Update COVID-19 in Indonesia: 1,368,069 confirmed infections, 37,026 deaths (5 March 2021)
6 March 2021 (closed)
USD/IDR (14,146) -6.00 -0.04%
EUR/IDR (17,335) +57.05 +0.33%
Jakarta Composite Index (6,258.75) -32.05 -0.51%
Indonesia’s Finance Minister has signed a memorandum of understanding (MoU) in the context of Indonesia’s participation within the Asian Infrastructure Investment Bank (AIIB). The AIIB is a new multilateral international financial institution (initiated by China) that is to provide funds for infrastructure projects in the Asia Pacific region. This new institution is seen as a challenge to the World Bank, International Monetary Fund (IMF), and Asian Development Bank (ADB) which are all regarded as being dominated by developed countries.

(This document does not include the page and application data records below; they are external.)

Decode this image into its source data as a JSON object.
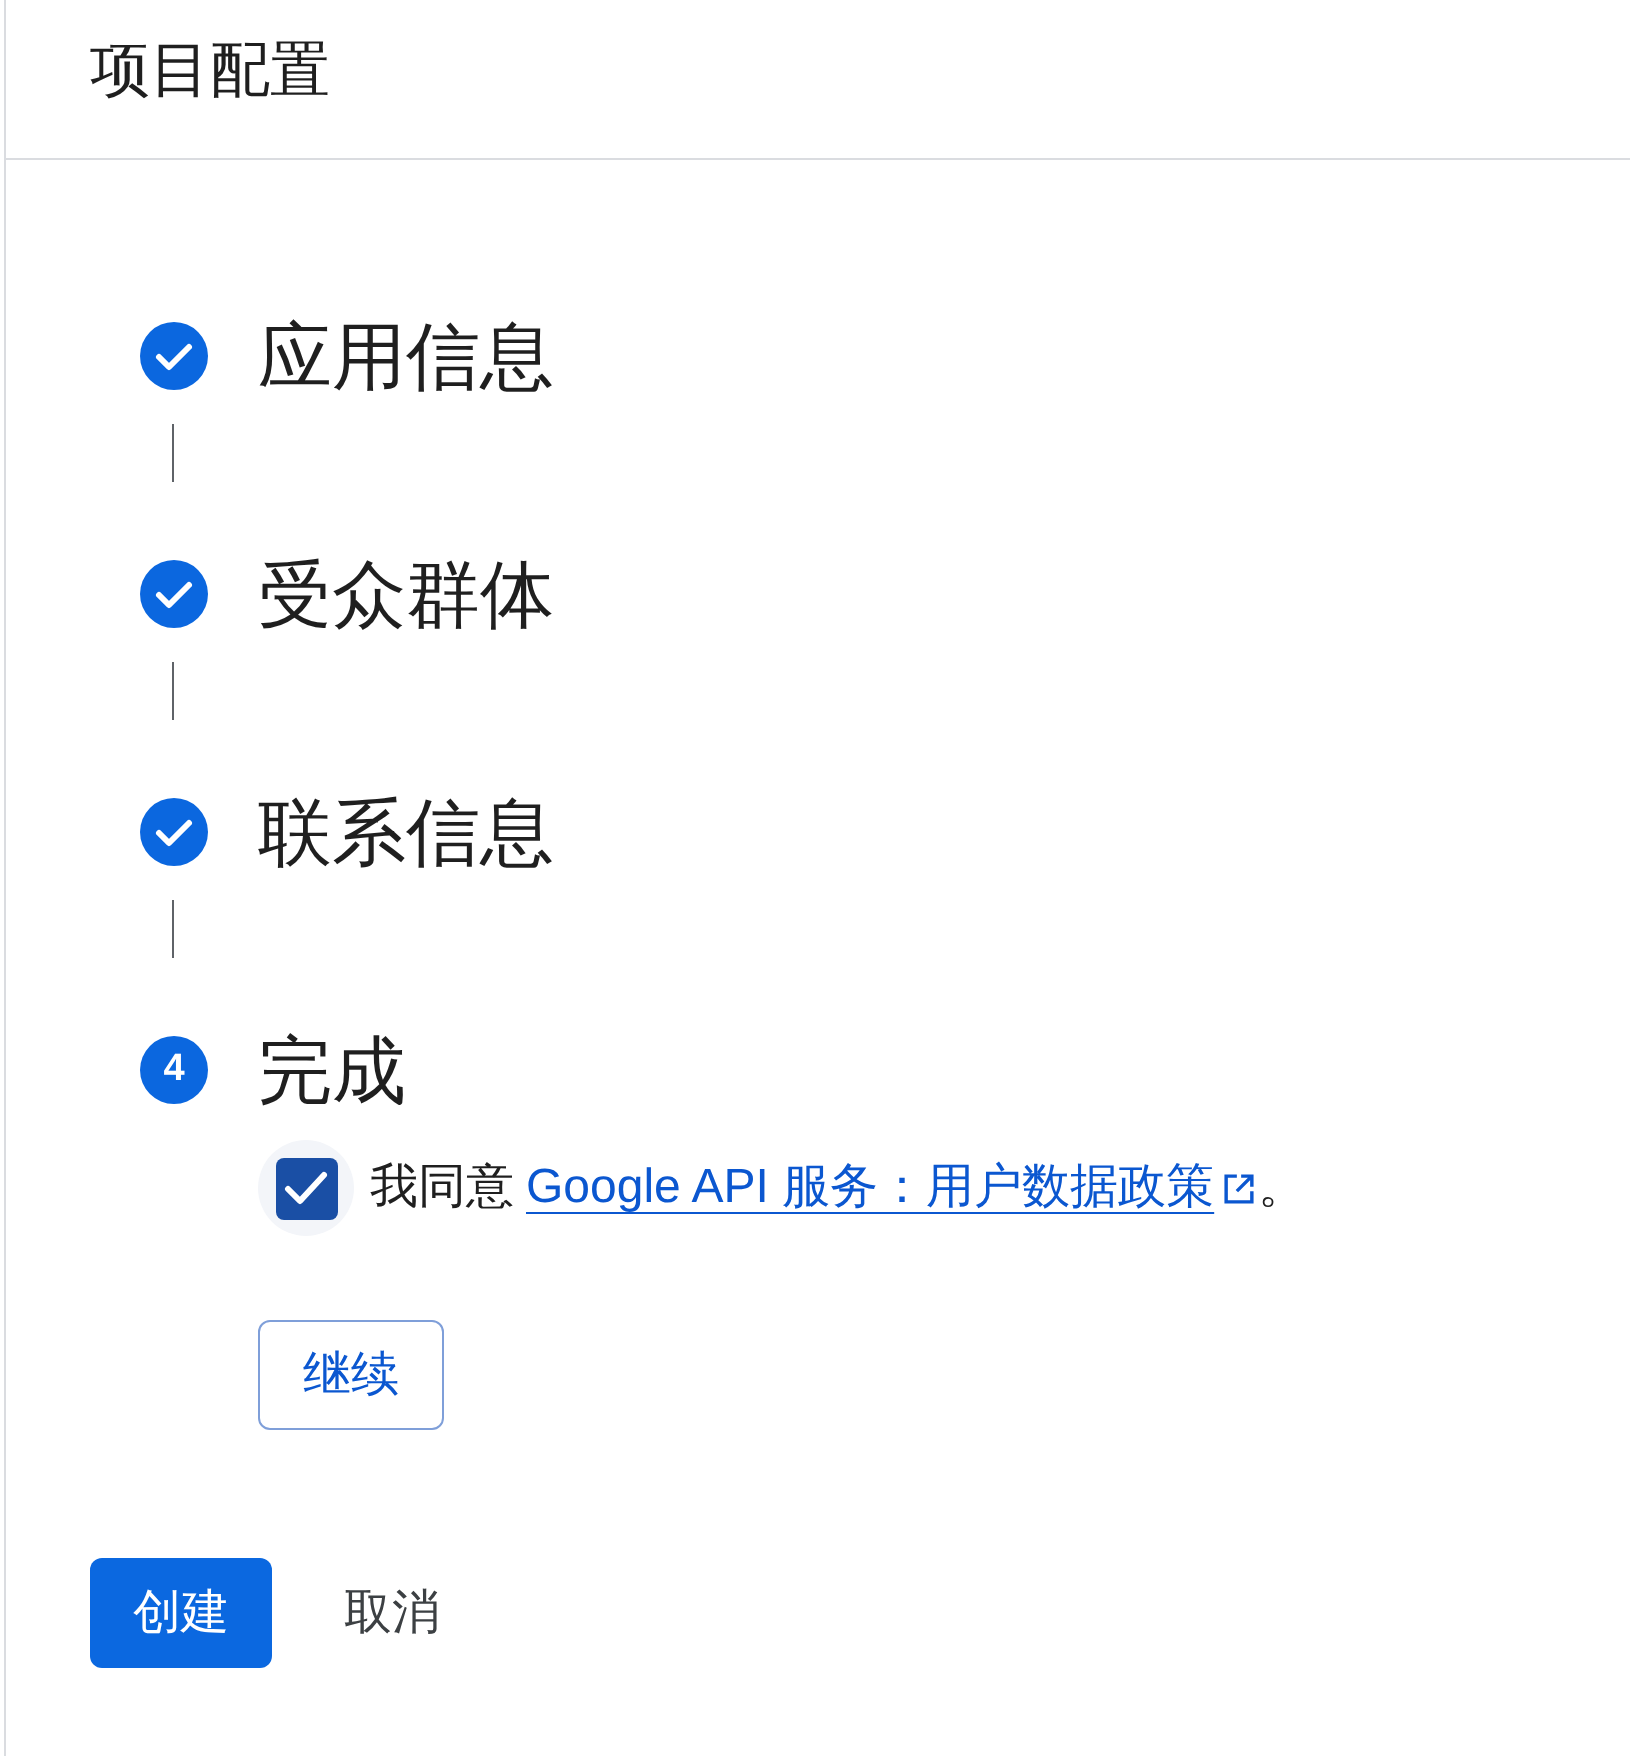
{
  "header": {
    "title": "项目配置"
  },
  "steps": [
    {
      "title": "应用信息",
      "completed": true
    },
    {
      "title": "受众群体",
      "completed": true
    },
    {
      "title": "联系信息",
      "completed": true
    },
    {
      "title": "完成",
      "completed": false,
      "number": "4"
    }
  ],
  "agreement": {
    "checked": true,
    "prefix": "我同意",
    "link": "Google API 服务：用户数据政策",
    "suffix": "。"
  },
  "continue_button": {
    "label": "继续"
  },
  "actions": [
    {
      "kind": "primary",
      "label": "创建"
    },
    {
      "kind": "text",
      "label": "取消"
    }
  ]
}
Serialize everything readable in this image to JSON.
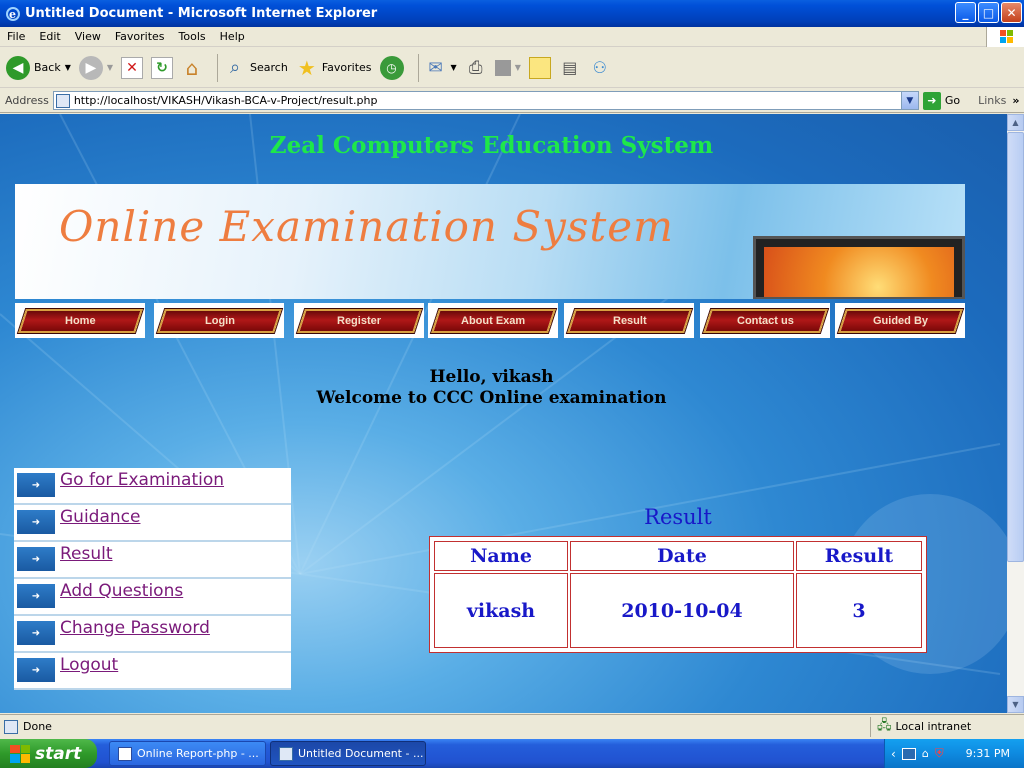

In a press statement released on Saturday (29/11), Yudi Pramadi (Head of Communications and Information Services at the Finance Ministry) stated that Indonesia, together with 21 other countries (including nine ASEAN member countries), will be involved in the AIIB’s operational preparations and formulation of the draft of Articles of Agreement as well as to provide technical support.
For Indonesia, the establishment of the AIIB is important as it is useful for the acceleration of much-needed infrastructure development in the country. Such development involves the energy sector, transport, telecommunications, agriculture and rural infrastructure, water & sanitation, environmental protection, logistics and other productive sectors.
The MoU on the establishment of the AIIB was already signed by the 21 other countries on 23-24 October 2014 in Beijing. However, although being present, Indonesia was not able to sign the MoU on that occasion as the country was in the middle of the new government transition process. The signed MoU covers seven matters related to the mandate, operations, capital and investments, membership, governance, headquarters and others.
China unfolded its plans for the establishment of the AIIB at the 2013 APEC meeting in Bali. The institution is to play a vital role to enhance connectivity, integration and improvement of the overall economy as well as to boost competitiveness of Asia and to close gaps in infrastructure funding that has not been financed by other multilateral development banks. China is expected to be the AIIB’s largest shareholder with a stake of up to 50 percent. Operations of the new bank are set to start in 2015 with Chinese banker Jin Liqun, former Chairman of investment bank China International Capital Corp, to take a leading role.